--- Task objective ---
Only the lines from the one with "Convert this screenshot" onward are wanted, through the last line of the entries, set down exactly.

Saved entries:
■ ■ ■
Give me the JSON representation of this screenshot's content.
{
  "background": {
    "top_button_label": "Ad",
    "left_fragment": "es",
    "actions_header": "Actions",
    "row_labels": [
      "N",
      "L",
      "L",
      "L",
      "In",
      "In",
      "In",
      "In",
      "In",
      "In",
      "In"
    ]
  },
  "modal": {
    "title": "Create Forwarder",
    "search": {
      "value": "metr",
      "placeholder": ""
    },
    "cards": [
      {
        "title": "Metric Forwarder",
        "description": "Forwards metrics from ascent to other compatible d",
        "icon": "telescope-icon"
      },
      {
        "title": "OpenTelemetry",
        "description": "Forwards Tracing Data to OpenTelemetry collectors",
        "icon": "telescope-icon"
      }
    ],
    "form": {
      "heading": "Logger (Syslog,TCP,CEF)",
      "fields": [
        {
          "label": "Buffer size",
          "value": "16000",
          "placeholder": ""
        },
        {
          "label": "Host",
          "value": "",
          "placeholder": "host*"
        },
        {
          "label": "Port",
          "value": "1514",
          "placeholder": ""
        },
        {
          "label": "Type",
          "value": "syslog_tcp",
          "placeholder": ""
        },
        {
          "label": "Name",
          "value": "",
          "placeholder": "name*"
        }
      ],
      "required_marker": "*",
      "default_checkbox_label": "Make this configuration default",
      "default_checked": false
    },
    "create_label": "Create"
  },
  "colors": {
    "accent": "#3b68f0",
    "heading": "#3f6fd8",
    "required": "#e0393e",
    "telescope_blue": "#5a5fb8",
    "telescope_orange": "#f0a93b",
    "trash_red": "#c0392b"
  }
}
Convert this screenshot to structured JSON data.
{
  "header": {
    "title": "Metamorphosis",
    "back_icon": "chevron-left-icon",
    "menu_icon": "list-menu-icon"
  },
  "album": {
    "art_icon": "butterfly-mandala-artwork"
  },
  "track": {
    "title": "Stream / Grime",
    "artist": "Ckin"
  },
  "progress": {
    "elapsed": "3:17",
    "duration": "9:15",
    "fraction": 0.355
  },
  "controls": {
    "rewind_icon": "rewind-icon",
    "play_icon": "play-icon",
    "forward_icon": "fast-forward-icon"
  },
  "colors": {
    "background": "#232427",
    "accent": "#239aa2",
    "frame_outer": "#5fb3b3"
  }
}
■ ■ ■
--- Output of the task ---
Convert this screenshot to structured JSON data.
{
  "header": {
    "title": "Metamorphosis",
    "back_icon": "chevron-left-icon",
    "menu_icon": "list-menu-icon"
  },
  "album": {
    "art_icon": "butterfly-mandala-artwork"
  },
  "track": {
    "title": "Stream / Grime",
    "artist": "Ckin"
  },
  "progress": {
    "elapsed": "3:17",
    "duration": "9:15",
    "fraction": 0.355
  },
  "controls": {
    "rewind_icon": "rewind-icon",
    "play_icon": "play-icon",
    "forward_icon": "fast-forward-icon"
  },
  "colors": {
    "background": "#232427",
    "accent": "#239aa2",
    "frame_outer": "#5fb3b3"
  }
}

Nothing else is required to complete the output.